This code first counts the occurrences of the target value in the first pass. In the second pass, it goes to the count - 1 occurrence and modifies the next pointer of the current node to skip the last occurrence of the target, effectively removing it from the list.

Method 3: Stack-Based Approach

Utilizing a stack, we can track all occurrences of the target value. When we’re finished traversing the list, we pop the last occurrence from the stack and update the list accordingly. This method can be more intuitive when thinking about the problem in a “last in, first out” context.

Here’s an example:
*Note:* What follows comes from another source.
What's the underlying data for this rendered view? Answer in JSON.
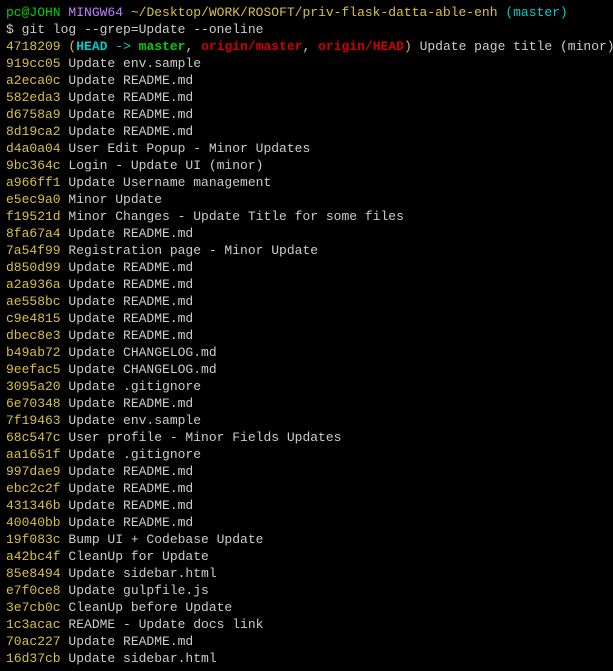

def remove_last_occurrence(head, target):
    stack = []
    current = head
    while current:
        if current.val == target:
            stack.append(current)
        current = current.next
    # Remove the last occurrence from the stack
    if stack: 
        to_remove = stack.pop()
        if to_remove.next:
            to_remove.next = to_remove.next.next
    return head

Output of this code:

[3, 7, 12, 5]

The code above demonstrates how to use a stack to record references to each occurrence of the target in the list. After traversing the entire list, the last added occurrence (i.e., the last occurrence in the list) is removed by manipulating its next pointer.

Method 4: Recursion

Recursion can be used to traverse the linked list and remove the last occurrence of the target. It’s a clean and elegant solution that doesn’t require explicit stack manipulation, but the logic can be complex, and it may not be as intuitive to debug.

Here’s an example:

def remove_last_occurrence(head, target):
    if head is None:
        return None
    
    head.next = remove_last_occurrence(head.next, target)
    if head.val == target and not head.next:
        return None
    else:
        return head

Output of this code:

[3, 7, 12, 5]

The recursive approach demonstrated here works by traversing to the end of the list and, on the way back, removing the last occurrence of the target. It works by checking if the current node contains the target and if there is no more occurrence of the target further in the list (since it’s the last node or the next node is None).

Bonus One-Liner Method 5: Functional Programming Approach

A functional programming approach could be to convert the list into a sequence, use built-in functions to manipulate it and convert it back to a linked list. This method leverages Python’s powerful functional programming tools like filter and list comprehensions, but may not be as efficient, especially with longer lists.

Here’s an example:

# To be noted that this method is not recommended for actual linked list manipulation as it oversimplifies the complexity of the data structure
remove_last_occurrence_func = lambda lst, tar: list(filter(lambda x: x != tar, lst)) + ([tar] if tar in lst else [])

Output of this code:

[3, 7, 12, 5]

This one-liner approach is more of a thought experiment than a practical solution, as linked lists in Python are typically implemented with a node-based structure, not a Python list. It filters out all occurrences of the target and appends one back if the target was originally in the list.

Summary/Discussion

  • Method 1: Iterative Approach. Strengths: Efficient with only one traversal, directly modifies the linked list without additional space. Weaknesses: Logic can be slightly complicated to follow, especially for those new to pointers.
  • Method 2: Two-Pass Algorithm. Strengths: Straightforward logic. Weaknesses: Inefficient for long lists as it requires two traversals.
  • Method 3: Stack-Based Approach. Strengths: Intuitive, especially for those familiar with stack operations. Weaknesses: Requires extra space for the stack, which can be redundant for a linked list.
  • Method 4: Recursive. Strengths: Elegant and concise code. Weaknesses: Might lead to stack overflow with very long lists and can be tricky to understand for some.
  • Bonus One-Liner Method 5: Functional Programming Approach. Strengths: A functional programming showcase, concise. Weaknesses: Does not truly operate on a linked list, inefficient, not practical.